QUESTION: Well, perhaps well pleaded facts must be admitted, but propositions of law certainly don't need to be, do they?
MR. ELLMAN: Well, that is correct, Your Honor, but I think that if you look at the complaint, that what we have here is more than a proposition of law, and more than that, under California law a variance cannot be granted unless it is found consistent with the applicable general plan, and we have been told that the general plan that applies here is this development policy.
I have one question. If we gave all of these administrative procedures that are available and we are being invited to pursue them, obviously there ought to be no concern. Why the great fear of trial? We are in a situation here where when you strip away all the rhetoric, what you get down to is, the county has made some findings, and they want those findings to be conclusive as against our complaint, and we are prepared to attempt to prove that what we say is correct.
QUESTION: What is your -- what federal cause of action do you think you have stated?
MR. ELLMAN: I think that we have stated a case for taking and compensation under both the Fifth Amendment and 42 USC Section 1983. That is what we claim we have done.
QUESTION: And what is your -- you have been denied a constitutional right?
MR. ELLMAN: Yes.
QUESTION: What is that?
MR. ELLMAN: We have been deprived of our property without just compensation, and the deprivation is the deprivation of all economic beneficial use and reasonable investment-backed expectations.

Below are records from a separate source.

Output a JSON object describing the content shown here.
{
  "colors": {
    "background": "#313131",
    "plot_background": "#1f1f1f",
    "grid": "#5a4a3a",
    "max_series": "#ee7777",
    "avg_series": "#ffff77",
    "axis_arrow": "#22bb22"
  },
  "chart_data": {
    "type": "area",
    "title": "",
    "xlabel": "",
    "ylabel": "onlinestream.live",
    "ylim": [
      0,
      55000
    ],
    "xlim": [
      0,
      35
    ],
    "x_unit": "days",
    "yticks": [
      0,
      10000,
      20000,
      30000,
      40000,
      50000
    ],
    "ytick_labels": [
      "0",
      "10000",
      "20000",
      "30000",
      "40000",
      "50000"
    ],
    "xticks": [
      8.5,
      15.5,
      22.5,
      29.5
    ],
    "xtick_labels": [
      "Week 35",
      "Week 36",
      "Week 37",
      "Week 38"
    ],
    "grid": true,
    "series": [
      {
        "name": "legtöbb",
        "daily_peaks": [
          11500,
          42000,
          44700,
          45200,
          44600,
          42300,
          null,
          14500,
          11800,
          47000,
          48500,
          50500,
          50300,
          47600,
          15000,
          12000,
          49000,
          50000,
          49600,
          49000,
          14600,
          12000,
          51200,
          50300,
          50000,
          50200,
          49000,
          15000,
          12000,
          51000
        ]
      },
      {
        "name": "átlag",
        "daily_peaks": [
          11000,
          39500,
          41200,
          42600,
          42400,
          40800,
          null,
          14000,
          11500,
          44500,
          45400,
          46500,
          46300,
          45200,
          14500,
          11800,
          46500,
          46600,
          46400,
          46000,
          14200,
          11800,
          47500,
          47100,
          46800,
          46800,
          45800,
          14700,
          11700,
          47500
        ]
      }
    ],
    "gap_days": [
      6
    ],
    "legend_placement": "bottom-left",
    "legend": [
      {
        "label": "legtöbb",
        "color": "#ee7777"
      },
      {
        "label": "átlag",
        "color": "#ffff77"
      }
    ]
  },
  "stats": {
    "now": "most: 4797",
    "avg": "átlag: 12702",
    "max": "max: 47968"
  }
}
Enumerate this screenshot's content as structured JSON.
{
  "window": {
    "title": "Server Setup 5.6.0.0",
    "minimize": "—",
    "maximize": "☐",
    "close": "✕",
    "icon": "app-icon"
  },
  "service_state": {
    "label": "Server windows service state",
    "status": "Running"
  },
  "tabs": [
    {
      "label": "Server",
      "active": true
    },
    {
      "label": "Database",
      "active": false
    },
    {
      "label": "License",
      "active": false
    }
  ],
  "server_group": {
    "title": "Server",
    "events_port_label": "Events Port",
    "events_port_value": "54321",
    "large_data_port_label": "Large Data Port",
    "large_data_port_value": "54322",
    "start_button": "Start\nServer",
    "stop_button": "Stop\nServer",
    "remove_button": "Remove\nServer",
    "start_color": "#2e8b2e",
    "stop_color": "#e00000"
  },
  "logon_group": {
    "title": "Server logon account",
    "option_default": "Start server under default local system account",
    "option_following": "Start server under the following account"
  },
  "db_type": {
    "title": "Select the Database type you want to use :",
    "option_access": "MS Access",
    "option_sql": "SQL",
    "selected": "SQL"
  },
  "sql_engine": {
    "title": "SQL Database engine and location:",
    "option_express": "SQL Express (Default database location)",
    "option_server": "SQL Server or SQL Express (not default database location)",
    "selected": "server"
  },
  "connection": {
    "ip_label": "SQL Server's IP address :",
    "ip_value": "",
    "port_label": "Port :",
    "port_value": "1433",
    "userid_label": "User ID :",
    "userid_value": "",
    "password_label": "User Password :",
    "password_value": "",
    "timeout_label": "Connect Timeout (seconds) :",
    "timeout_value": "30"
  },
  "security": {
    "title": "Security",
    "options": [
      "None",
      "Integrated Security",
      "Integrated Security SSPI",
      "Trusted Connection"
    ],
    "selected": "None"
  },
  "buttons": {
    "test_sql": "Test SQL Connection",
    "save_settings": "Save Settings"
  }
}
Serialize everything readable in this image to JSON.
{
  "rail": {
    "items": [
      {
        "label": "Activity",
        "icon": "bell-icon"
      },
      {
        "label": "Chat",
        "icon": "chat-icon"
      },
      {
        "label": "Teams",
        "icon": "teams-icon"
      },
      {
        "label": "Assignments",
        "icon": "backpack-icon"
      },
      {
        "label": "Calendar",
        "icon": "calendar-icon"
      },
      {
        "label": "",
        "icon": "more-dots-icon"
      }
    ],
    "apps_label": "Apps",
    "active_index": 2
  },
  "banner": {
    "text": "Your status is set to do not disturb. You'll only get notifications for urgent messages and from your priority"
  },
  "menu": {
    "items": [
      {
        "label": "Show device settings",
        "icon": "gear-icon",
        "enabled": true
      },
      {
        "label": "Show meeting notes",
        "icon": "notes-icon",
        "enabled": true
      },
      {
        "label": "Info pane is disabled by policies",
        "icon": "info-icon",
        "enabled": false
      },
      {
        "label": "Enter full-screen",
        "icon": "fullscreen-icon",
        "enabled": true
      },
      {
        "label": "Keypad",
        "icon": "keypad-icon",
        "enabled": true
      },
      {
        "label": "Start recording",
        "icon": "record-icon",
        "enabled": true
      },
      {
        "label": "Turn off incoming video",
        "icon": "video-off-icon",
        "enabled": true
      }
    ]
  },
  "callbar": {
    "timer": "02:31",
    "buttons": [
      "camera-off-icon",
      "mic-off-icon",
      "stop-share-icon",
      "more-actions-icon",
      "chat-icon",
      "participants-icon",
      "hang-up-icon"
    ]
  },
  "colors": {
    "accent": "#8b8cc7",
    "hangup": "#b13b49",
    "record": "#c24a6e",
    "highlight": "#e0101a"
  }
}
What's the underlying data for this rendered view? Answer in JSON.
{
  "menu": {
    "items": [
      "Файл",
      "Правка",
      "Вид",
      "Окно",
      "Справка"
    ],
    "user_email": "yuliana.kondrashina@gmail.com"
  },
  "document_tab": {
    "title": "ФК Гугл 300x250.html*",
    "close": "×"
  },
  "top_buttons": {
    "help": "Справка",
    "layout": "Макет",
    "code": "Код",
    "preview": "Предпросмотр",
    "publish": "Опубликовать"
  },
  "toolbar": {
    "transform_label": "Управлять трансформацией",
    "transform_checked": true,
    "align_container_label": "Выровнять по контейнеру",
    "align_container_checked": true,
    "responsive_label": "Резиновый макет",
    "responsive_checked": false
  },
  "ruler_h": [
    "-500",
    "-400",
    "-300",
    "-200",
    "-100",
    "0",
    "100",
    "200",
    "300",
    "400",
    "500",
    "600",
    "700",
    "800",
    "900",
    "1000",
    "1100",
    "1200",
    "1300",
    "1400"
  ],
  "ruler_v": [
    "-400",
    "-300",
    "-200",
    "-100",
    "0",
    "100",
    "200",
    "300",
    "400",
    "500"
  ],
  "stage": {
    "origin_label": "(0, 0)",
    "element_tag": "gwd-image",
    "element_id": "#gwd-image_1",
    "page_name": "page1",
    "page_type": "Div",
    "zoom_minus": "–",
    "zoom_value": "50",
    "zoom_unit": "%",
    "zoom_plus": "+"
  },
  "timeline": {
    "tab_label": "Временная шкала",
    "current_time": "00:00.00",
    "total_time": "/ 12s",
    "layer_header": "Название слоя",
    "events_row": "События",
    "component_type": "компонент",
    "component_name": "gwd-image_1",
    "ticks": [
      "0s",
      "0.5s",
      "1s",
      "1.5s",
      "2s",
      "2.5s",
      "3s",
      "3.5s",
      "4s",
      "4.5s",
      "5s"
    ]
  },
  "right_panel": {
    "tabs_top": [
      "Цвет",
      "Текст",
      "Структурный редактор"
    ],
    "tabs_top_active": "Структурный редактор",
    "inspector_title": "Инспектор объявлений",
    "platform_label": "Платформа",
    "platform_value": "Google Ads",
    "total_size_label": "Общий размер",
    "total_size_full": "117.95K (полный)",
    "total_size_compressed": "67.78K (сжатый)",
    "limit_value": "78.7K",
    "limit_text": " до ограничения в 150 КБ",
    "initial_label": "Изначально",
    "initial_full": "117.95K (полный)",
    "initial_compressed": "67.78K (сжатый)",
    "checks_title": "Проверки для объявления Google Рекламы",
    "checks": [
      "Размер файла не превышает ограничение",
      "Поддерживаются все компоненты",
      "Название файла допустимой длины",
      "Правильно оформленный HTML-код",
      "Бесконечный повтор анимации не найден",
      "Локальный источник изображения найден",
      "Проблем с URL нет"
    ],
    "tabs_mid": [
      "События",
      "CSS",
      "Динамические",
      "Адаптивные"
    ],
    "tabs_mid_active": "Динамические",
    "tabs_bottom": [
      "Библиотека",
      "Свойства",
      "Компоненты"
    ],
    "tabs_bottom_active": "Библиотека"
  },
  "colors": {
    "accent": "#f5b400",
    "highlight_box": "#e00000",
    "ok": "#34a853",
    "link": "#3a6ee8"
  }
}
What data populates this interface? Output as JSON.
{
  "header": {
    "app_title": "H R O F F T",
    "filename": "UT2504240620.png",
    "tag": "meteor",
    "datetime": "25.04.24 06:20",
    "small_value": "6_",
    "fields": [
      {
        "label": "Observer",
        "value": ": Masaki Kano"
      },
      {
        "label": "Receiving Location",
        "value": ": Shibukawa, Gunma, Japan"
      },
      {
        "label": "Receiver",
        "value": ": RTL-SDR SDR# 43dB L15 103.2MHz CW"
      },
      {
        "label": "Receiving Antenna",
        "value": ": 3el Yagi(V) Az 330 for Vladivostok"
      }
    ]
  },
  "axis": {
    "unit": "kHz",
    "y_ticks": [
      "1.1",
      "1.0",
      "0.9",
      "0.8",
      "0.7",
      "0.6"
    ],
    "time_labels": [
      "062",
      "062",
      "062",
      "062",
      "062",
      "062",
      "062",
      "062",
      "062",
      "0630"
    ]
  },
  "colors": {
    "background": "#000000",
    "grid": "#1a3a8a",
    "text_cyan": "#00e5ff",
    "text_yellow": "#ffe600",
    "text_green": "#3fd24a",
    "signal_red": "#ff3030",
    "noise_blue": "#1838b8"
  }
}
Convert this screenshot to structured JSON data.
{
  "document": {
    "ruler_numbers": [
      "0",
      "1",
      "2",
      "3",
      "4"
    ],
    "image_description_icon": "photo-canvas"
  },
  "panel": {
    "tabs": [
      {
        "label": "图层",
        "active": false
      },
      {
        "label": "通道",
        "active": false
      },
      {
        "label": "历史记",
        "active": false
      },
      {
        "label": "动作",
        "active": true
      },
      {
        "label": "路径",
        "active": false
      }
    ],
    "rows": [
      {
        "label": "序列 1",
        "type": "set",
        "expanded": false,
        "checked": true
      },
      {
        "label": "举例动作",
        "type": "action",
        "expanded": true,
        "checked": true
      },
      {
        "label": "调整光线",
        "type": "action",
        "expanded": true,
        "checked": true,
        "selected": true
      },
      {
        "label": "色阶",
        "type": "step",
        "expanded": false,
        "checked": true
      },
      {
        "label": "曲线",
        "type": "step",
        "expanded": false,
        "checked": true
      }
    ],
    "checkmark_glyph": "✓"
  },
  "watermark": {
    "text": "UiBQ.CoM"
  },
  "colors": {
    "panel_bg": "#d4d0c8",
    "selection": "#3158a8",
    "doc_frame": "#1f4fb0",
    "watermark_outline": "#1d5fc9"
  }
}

QUESTION: So you trace your constitutional deprivation to the just compensation?
MR. ELLMAN: Yes, correct. That is the basis for our claim, and I am afraid the case presents that tough question, the regulatory taking question, because it is true, there has been no physical invasion here. We have been reduced to a use which condemns us to hold the property at a loss so that the citizens of Davis can look at our land in an open condition.
CHIEF JUSTICE BURGER: Thank you, gentlemen. The case is submitted.
(Whereupon, at 1:57 o'clock p.m., the case in the above-entitled matter was submitted.)